Writing copy includes the words on the webpages, as well as in the meta data. It’s imperative that the keywords are included within the text on the website in order to match the meta data - title tag and description.
Think about what words you’d want to be searched for when someone is looking for a photographer in the western suburbs or a place to eat in Hinsdale. Google uses long-tail keywords - meaning getting inside the head of an individual and what questions they might write within the search result. Don’t focus so much on two words like “restaurant La Grange”, rather focus on embedding words like “what is the best restaurant in La Grange”. If you have a blog, this is going to be a great place for you to optimize for these words.
Then, see how your competitors are ranking and for what keywords. We have some tools that will analyze your competitors for their keywords to assist you with developing your list. Do your market research in order to compete.
Finally, ask your family, friends, business acquaintances. If you’re a new business, tell them a little about it and ask what they would search to find you. If you’re already established, ask your current clients or customers how they find you when they search in search engines. Actual experience trumps everything.
Optimize by starting with the low-hanging fruit. See where you website is already successful by trying out a few keywords in a search engine. On Page One already? GREAT! Keep going by adding more density for those keywords.
What you don’t want to do it write “SEO Firm, SEO Firm, SEO Firm, SEO Firm” …. over and over again. Your words needs to be written as actual content and not spammy like mentioned above.

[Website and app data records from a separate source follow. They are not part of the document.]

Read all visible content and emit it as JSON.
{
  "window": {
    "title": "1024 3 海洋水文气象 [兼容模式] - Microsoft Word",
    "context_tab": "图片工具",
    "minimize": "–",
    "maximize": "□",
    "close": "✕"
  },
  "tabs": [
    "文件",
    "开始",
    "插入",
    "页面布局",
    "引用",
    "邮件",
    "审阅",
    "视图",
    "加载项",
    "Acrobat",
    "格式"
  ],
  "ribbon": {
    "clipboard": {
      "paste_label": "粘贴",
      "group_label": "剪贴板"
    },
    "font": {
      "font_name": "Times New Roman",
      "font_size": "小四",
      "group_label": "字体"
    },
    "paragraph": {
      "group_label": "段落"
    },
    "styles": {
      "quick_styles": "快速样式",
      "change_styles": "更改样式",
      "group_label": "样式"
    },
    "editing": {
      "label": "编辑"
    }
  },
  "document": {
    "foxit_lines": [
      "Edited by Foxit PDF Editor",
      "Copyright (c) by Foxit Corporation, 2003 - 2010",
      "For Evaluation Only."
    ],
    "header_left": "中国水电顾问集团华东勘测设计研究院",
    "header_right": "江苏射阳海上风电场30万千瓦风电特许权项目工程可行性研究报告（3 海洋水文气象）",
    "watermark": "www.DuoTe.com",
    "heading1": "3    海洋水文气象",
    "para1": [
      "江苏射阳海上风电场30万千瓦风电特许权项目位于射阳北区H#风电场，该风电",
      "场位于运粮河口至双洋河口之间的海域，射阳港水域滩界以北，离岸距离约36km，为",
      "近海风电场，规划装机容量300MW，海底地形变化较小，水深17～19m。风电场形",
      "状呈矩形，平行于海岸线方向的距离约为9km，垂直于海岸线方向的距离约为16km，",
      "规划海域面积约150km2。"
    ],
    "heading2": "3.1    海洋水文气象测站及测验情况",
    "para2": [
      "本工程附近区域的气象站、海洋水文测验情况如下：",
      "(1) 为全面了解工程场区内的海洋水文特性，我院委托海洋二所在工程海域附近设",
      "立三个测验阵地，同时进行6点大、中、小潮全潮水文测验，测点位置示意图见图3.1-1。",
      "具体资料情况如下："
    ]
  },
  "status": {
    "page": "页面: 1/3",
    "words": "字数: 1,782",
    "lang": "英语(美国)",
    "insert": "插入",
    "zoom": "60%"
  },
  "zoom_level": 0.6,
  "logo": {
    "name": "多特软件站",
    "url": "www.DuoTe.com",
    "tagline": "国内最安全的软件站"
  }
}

Start with 10-15 words and slowly add on another 10-15, etc. This will allow you to accomplish your goal for some keywords, see the ROI, determine the next ones, and keep chugging along.